Using the material below, copy every line where "this" appears.

════════

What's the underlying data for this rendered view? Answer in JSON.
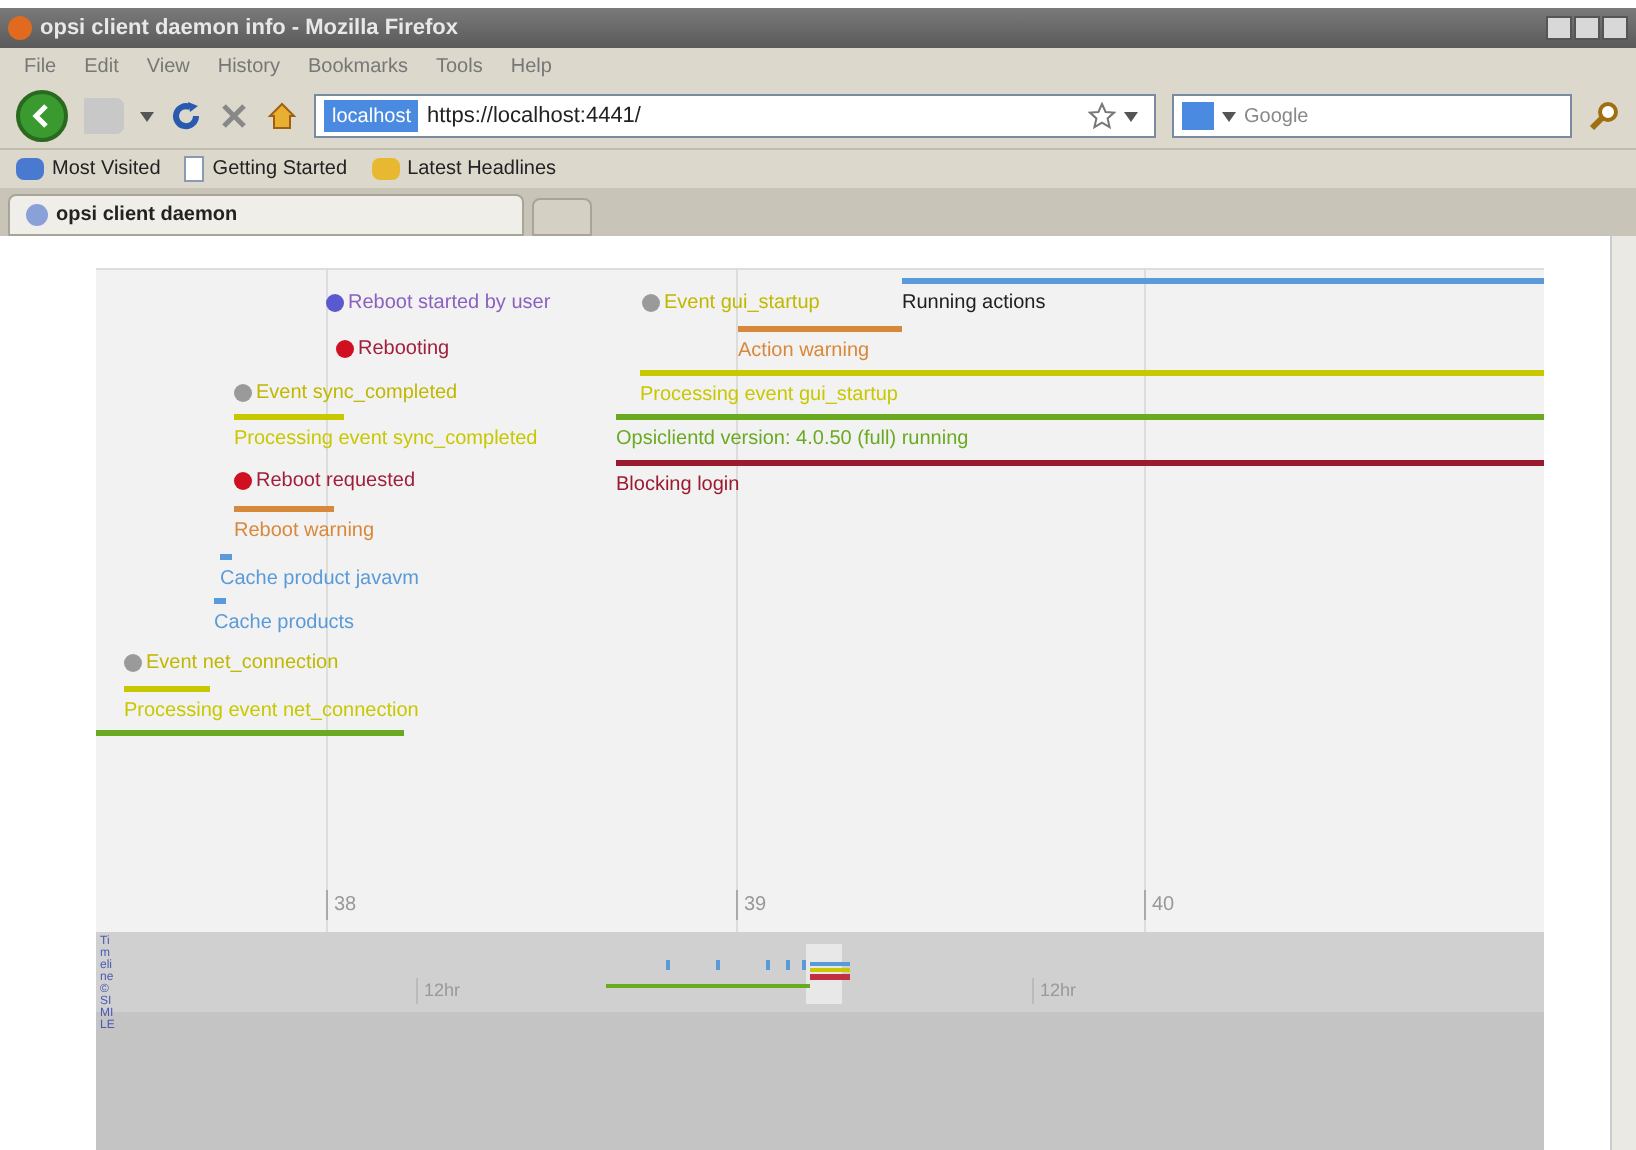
{
  "window": {
    "title": "opsi client daemon info - Mozilla Firefox"
  },
  "menu": [
    "File",
    "Edit",
    "View",
    "History",
    "Bookmarks",
    "Tools",
    "Help"
  ],
  "address": {
    "site": "localhost",
    "url": "https://localhost:4441/"
  },
  "search": {
    "placeholder": "Google"
  },
  "bookmarks": [
    {
      "label": "Most Visited",
      "kind": "blue"
    },
    {
      "label": "Getting Started",
      "kind": "page"
    },
    {
      "label": "Latest Headlines",
      "kind": "feed"
    }
  ],
  "tabs": [
    {
      "label": "opsi client daemon",
      "selected": true
    }
  ],
  "timeline": {
    "events": [
      {
        "kind": "user",
        "label": "Reboot started by user",
        "color": "#5a5ad0"
      },
      {
        "kind": "reboot",
        "label": "Rebooting",
        "color": "#d01020"
      },
      {
        "kind": "event",
        "label": "Event gui_startup",
        "color": "#9a9a9a"
      },
      {
        "kind": "action",
        "label": "Running actions",
        "color": "#5a9ad8"
      },
      {
        "kind": "duration",
        "label": "Action warning",
        "color": "#d8883a"
      },
      {
        "kind": "duration",
        "label": "Processing event gui_startup",
        "color": "#c8c800"
      },
      {
        "kind": "duration",
        "label": "Opsiclientd version: 4.0.50 (full) running",
        "color": "#6aaa20"
      },
      {
        "kind": "duration",
        "label": "Blocking login",
        "color": "#9a1a30"
      },
      {
        "kind": "event",
        "label": "Event sync_completed",
        "color": "#9a9a9a"
      },
      {
        "kind": "duration",
        "label": "Processing event sync_completed",
        "color": "#c8c800"
      },
      {
        "kind": "reboot",
        "label": "Reboot requested",
        "color": "#d01020"
      },
      {
        "kind": "duration",
        "label": "Reboot warning",
        "color": "#d8883a"
      },
      {
        "kind": "duration",
        "label": "Cache product javavm",
        "color": "#5a9ad8"
      },
      {
        "kind": "duration",
        "label": "Cache products",
        "color": "#5a9ad8"
      },
      {
        "kind": "event",
        "label": "Event net_connection",
        "color": "#9a9a9a"
      },
      {
        "kind": "duration",
        "label": "Processing event net_connection",
        "color": "#c8c800"
      },
      {
        "kind": "duration",
        "color": "#6aaa20"
      }
    ],
    "ticks": [
      "38",
      "39",
      "40"
    ],
    "overview_labels": [
      "12hr",
      "12hr"
    ],
    "credit": "Timeline © SIMILE"
  }
}
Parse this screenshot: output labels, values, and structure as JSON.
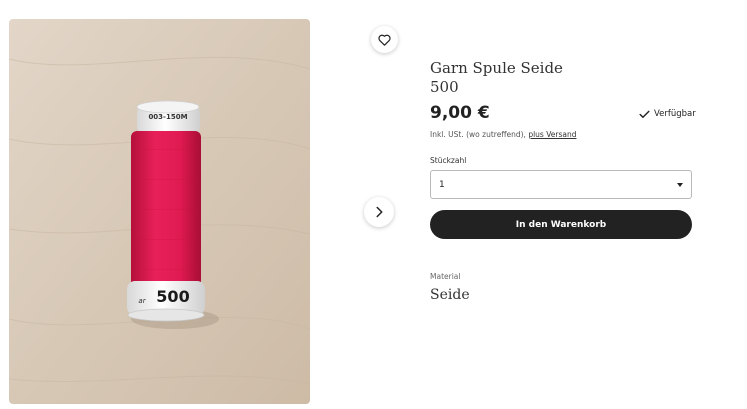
{
  "product": {
    "title_line1": "Garn Spule Seide",
    "title_line2": "500",
    "price": "9,00 €",
    "availability": "Verfügbar",
    "tax_note": "Inkl. USt. (wo zutreffend), ",
    "shipping_link": "plus Versand"
  },
  "image": {
    "spool_top_label": "003-150M",
    "spool_bottom_label": "500",
    "thread_color": "#e2184e",
    "background_color": "#d8c9b8"
  },
  "quantity": {
    "label": "Stückzahl",
    "selected": "1"
  },
  "cart": {
    "button_label": "In den Warenkorb"
  },
  "attributes": {
    "material_label": "Material",
    "material_value": "Seide"
  },
  "icons": {
    "favorite": "heart-icon",
    "next": "chevron-right-icon",
    "availability": "check-icon",
    "dropdown": "chevron-down-icon"
  }
}
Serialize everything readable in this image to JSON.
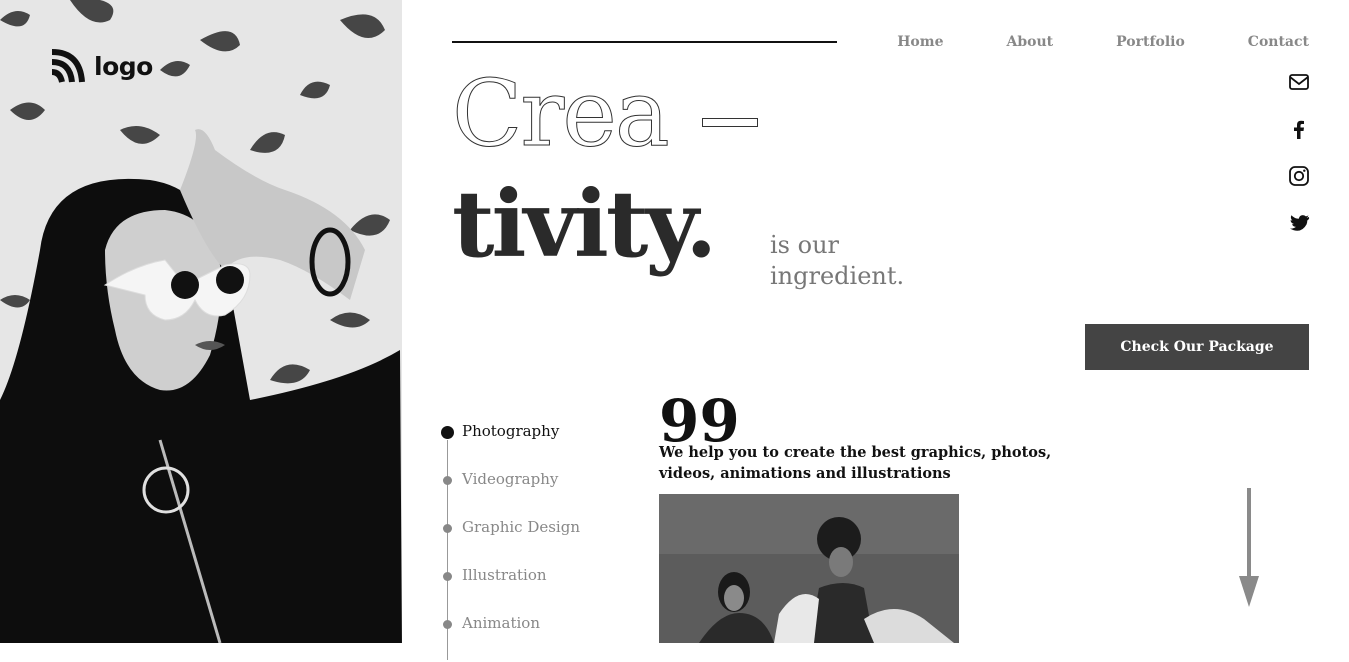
{
  "brand": {
    "logo_text": "logo"
  },
  "nav": {
    "items": [
      {
        "label": "Home"
      },
      {
        "label": "About"
      },
      {
        "label": "Portfolio"
      },
      {
        "label": "Contact"
      }
    ]
  },
  "social": [
    {
      "icon": "mail-icon"
    },
    {
      "icon": "facebook-icon"
    },
    {
      "icon": "instagram-icon"
    },
    {
      "icon": "twitter-icon"
    }
  ],
  "hero": {
    "headline_part1": "Crea",
    "headline_part2": "tivity.",
    "tagline": "is our ingredient.",
    "cta_label": "Check Our Package"
  },
  "services": [
    {
      "label": "Photography",
      "active": true
    },
    {
      "label": "Videography",
      "active": false
    },
    {
      "label": "Graphic Design",
      "active": false
    },
    {
      "label": "Illustration",
      "active": false
    },
    {
      "label": "Animation",
      "active": false
    }
  ],
  "quote": {
    "mark": "99",
    "text": "We help you to create the best graphics, photos, videos, animations and illustrations"
  },
  "colors": {
    "accent": "#444444",
    "muted": "#888888",
    "ink": "#111111"
  }
}
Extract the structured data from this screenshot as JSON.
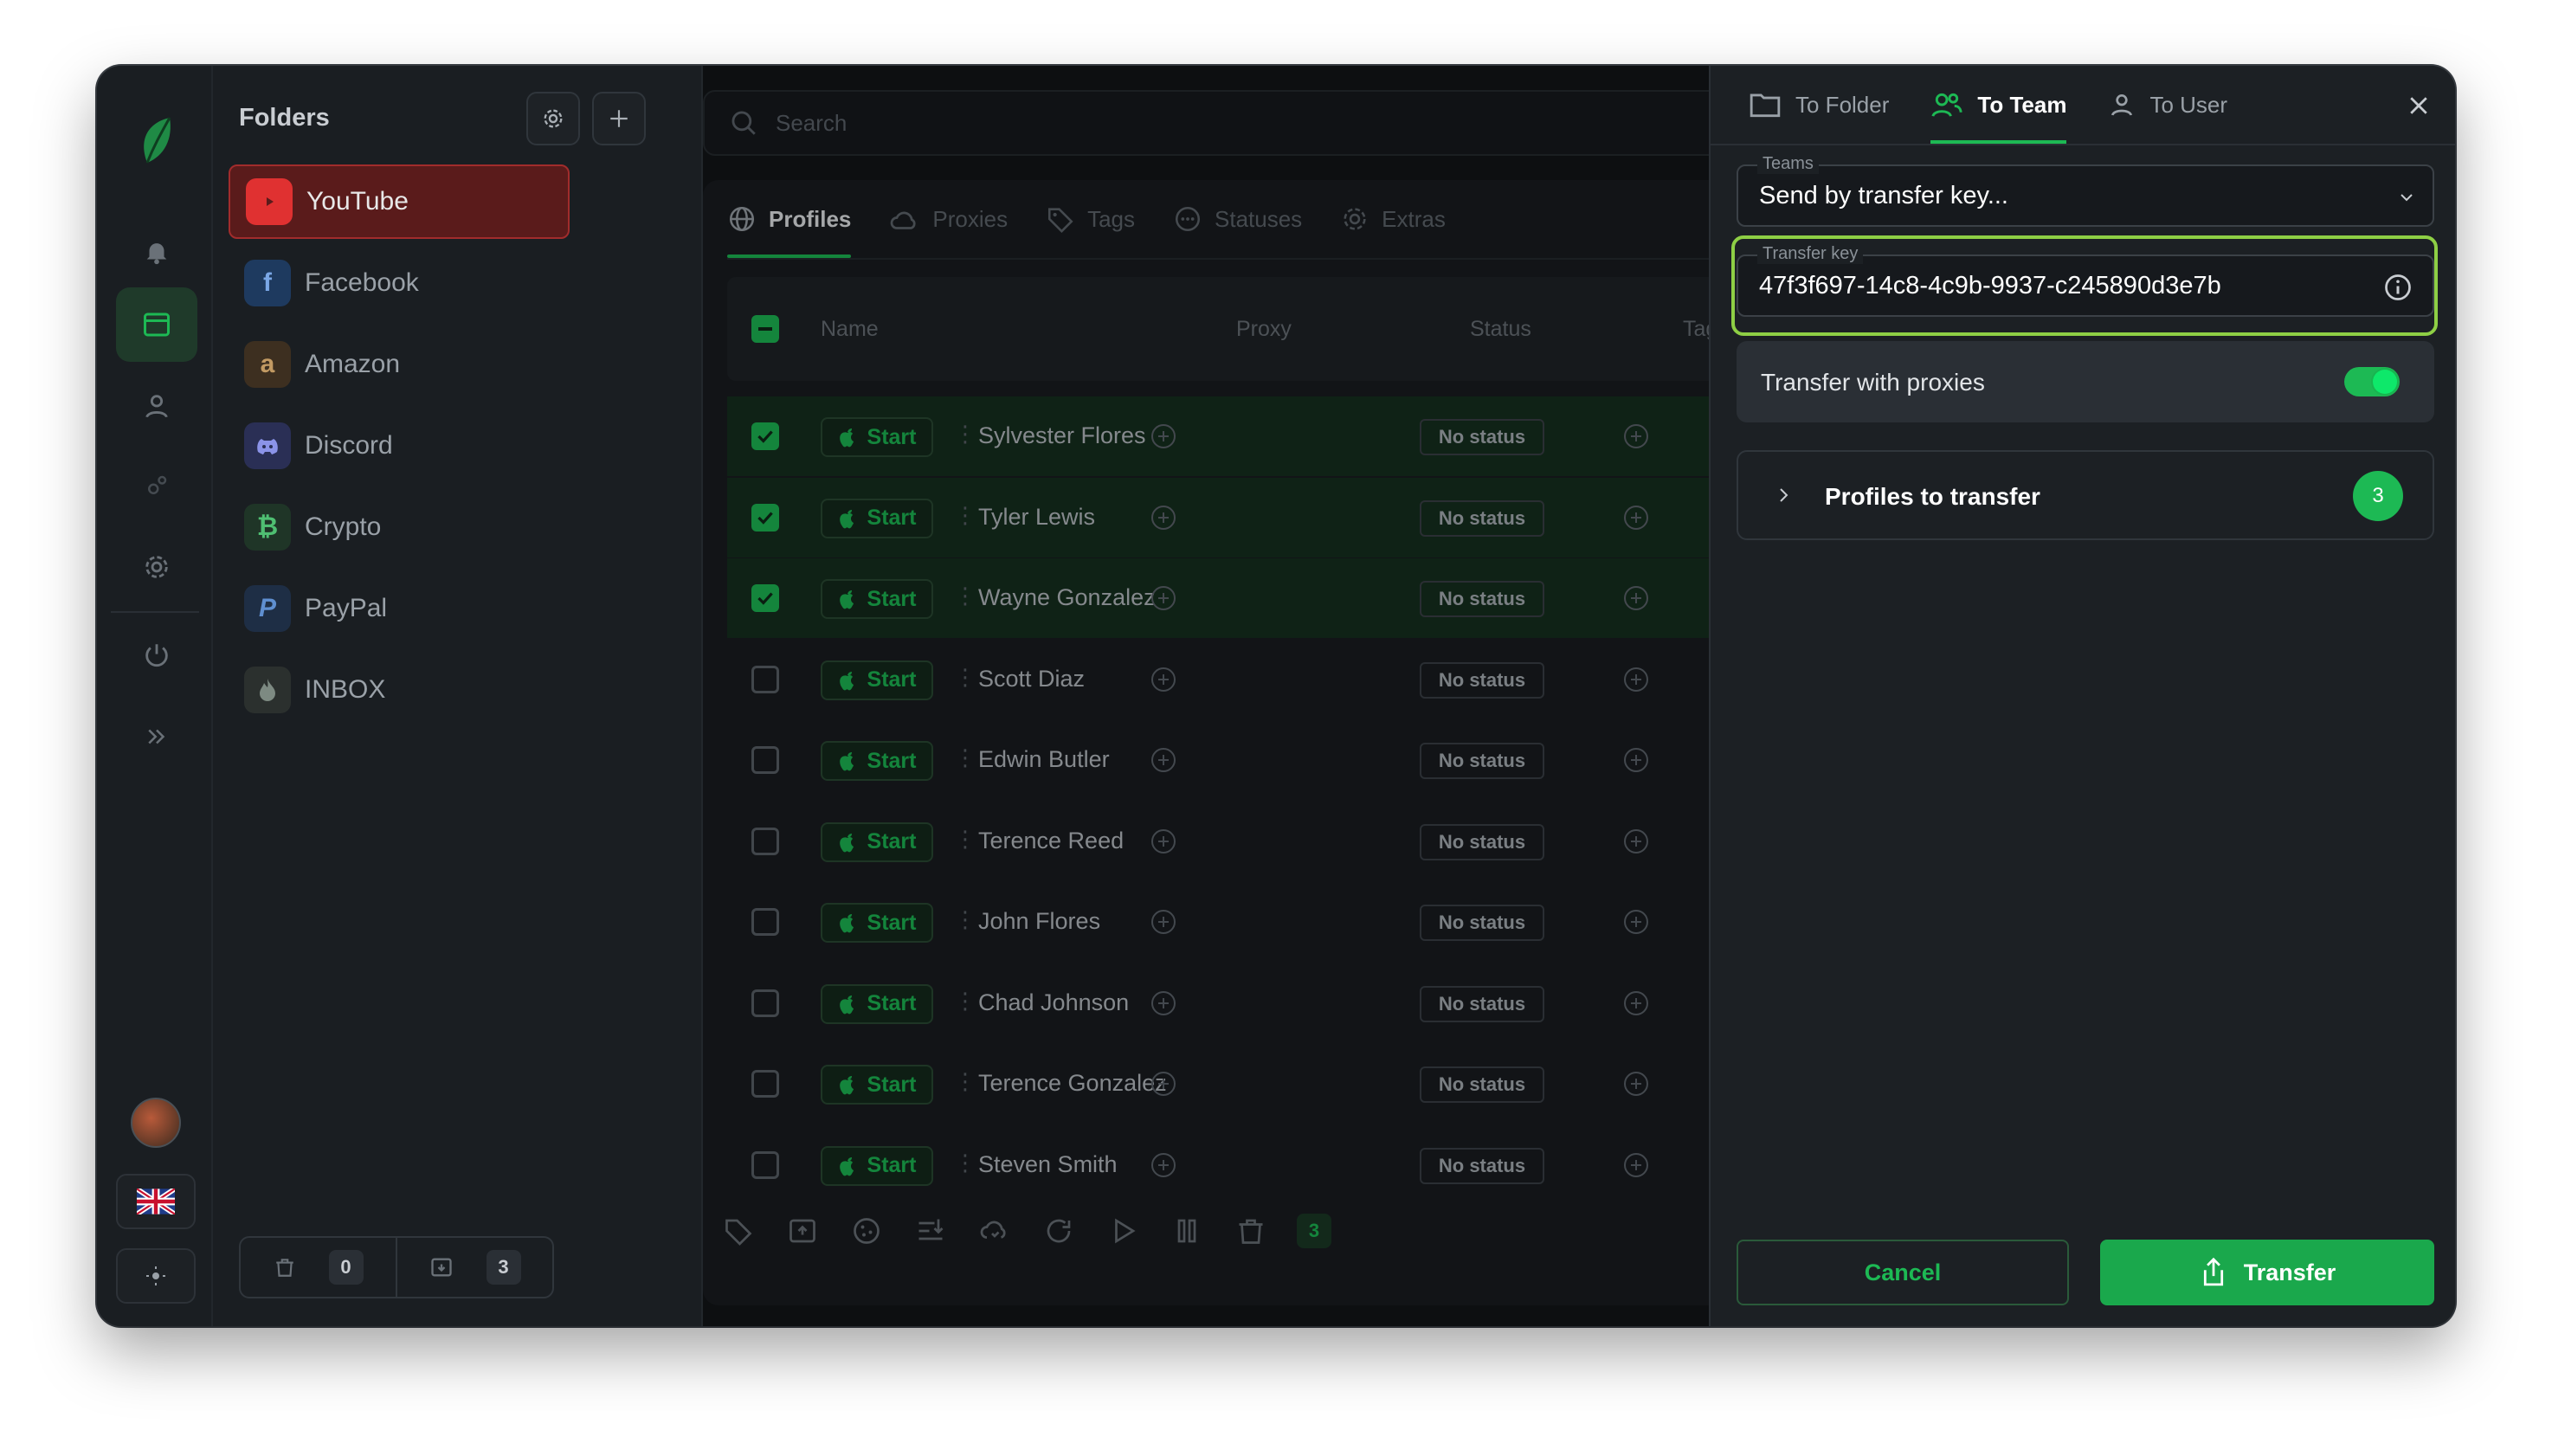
{
  "sidebar_folders": {
    "title": "Folders",
    "items": [
      {
        "label": "YouTube",
        "icon": "youtube-icon",
        "color": "#e03131"
      },
      {
        "label": "Facebook",
        "icon": "facebook-icon",
        "color": "#1e3a5f"
      },
      {
        "label": "Amazon",
        "icon": "amazon-icon",
        "color": "#3d2f20"
      },
      {
        "label": "Discord",
        "icon": "discord-icon",
        "color": "#2a2f55"
      },
      {
        "label": "Crypto",
        "icon": "bitcoin-icon",
        "color": "#1f3527"
      },
      {
        "label": "PayPal",
        "icon": "paypal-icon",
        "color": "#1e2e45"
      },
      {
        "label": "INBOX",
        "icon": "fire-icon",
        "color": "#2b302e"
      }
    ],
    "trash_count": "0",
    "archive_count": "3"
  },
  "search": {
    "placeholder": "Search"
  },
  "main_tabs": [
    "Profiles",
    "Proxies",
    "Tags",
    "Statuses",
    "Extras"
  ],
  "table": {
    "columns": [
      "Name",
      "Proxy",
      "Status",
      "Tags"
    ],
    "start_label": "Start",
    "status_label": "No status",
    "rows": [
      {
        "name": "Sylvester Flores",
        "selected": true
      },
      {
        "name": "Tyler Lewis",
        "selected": true
      },
      {
        "name": "Wayne Gonzalez",
        "selected": true
      },
      {
        "name": "Scott Diaz",
        "selected": false
      },
      {
        "name": "Edwin Butler",
        "selected": false
      },
      {
        "name": "Terence Reed",
        "selected": false
      },
      {
        "name": "John Flores",
        "selected": false
      },
      {
        "name": "Chad Johnson",
        "selected": false
      },
      {
        "name": "Terence Gonzalez",
        "selected": false
      },
      {
        "name": "Steven Smith",
        "selected": false
      }
    ]
  },
  "toolbar": {
    "selected_count": "3"
  },
  "transfer_panel": {
    "tabs": [
      "To Folder",
      "To Team",
      "To User"
    ],
    "active_tab": "To Team",
    "teams_label": "Teams",
    "teams_value": "Send by transfer key...",
    "key_label": "Transfer key",
    "key_value": "47f3f697-14c8-4c9b-9937-c245890d3e7b",
    "proxies_label": "Transfer with proxies",
    "proxies_enabled": true,
    "profiles_label": "Profiles to transfer",
    "profiles_count": "3",
    "cancel_label": "Cancel",
    "transfer_label": "Transfer"
  },
  "colors": {
    "accent": "#1db954",
    "focus_ring": "#8ecf45",
    "danger": "#a12c2c"
  }
}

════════

TASK ANSWER:
What's the underlying data for this rendered view? Answer in JSON.
Parse this screenshot: output labels, values, and structure as JSON.
Serialize everything readable in this image to JSON.
Extract the structured data from this screenshot as JSON.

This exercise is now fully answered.